Figures alone don't tell the whole story but the figures are a story in themselves. According to the shows' organisers, 7250 people 'participated' in ECOC, Copenhagen, while 6700 were at NFOEC, Dallas, the following week.
However these headline figures included conference attendees, exhibitors, and show visitors — the last group numbering just 1550 at ECOC (down about 30% on last year). It would be fair to say that a similar modest share of the NFOEC total was actively browsing.
Commercialisation of what had originally been academic conferences has created the situation where these shows are increasingly judged by the aisle counts. But although many exhibitors were clearly disappointed by the low traffic, many pointed out that only really interested parties were bothering to attend the exhibitions.

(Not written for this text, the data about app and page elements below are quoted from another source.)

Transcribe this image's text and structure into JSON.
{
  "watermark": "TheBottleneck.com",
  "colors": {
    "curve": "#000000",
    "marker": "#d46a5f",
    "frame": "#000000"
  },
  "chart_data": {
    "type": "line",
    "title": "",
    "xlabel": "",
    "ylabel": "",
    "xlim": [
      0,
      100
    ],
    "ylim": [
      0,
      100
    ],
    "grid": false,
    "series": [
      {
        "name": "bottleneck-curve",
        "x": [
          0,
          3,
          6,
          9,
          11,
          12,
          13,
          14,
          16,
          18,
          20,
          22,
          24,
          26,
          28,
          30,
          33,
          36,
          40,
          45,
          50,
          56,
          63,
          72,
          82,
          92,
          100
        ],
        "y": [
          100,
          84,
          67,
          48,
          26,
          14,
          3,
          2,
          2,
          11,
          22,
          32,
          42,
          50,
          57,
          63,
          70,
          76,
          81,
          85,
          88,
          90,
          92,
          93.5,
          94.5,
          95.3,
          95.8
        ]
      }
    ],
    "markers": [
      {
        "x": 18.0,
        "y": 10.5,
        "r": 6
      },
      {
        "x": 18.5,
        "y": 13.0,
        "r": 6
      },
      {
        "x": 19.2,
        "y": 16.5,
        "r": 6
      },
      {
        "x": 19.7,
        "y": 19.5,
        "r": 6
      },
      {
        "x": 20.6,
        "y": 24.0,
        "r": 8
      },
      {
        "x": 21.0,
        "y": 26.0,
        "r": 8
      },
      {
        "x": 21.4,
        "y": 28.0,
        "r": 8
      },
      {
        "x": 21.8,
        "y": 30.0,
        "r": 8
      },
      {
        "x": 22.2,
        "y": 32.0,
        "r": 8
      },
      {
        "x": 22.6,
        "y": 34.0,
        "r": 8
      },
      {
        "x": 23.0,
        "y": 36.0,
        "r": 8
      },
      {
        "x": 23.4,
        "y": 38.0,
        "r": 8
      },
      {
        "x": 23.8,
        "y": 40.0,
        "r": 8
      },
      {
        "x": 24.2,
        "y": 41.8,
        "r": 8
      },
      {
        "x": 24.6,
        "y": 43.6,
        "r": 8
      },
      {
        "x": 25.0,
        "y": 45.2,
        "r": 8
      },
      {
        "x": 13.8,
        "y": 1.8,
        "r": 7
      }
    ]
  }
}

Not everybody was looking glum as there were a good number of new faces especially at ECOC, where there were more than 60 Asian-based firms exhibiting.
Of particular interest was what appeared to be a "solution looking for a problem" from Kyoto Semiconductor: an abacus-style array of miniature balls of silicon about 3mm in diameter, polarised and able to produce enough current to power a pair of LEDs.
General manager Masaru Niwa told LWE, "We're at the prototype stage — we don't have devices yet." Next year's killer technology? Maybe. (www.kyosemi.co.jp)
At both shows, there was much talk of the opportunities in China. To whit, LWE's sister publication Lightwave was showing new supplement Lightwave China, published in Chinese, naturally.
On the conference side, there were respectable audiences for a proliferation of papers, split between technology and business. ECOC.featured a record-breaking almost 800 papers (some detailed in this section on pp16-17).
More NFOEC coverage next issue.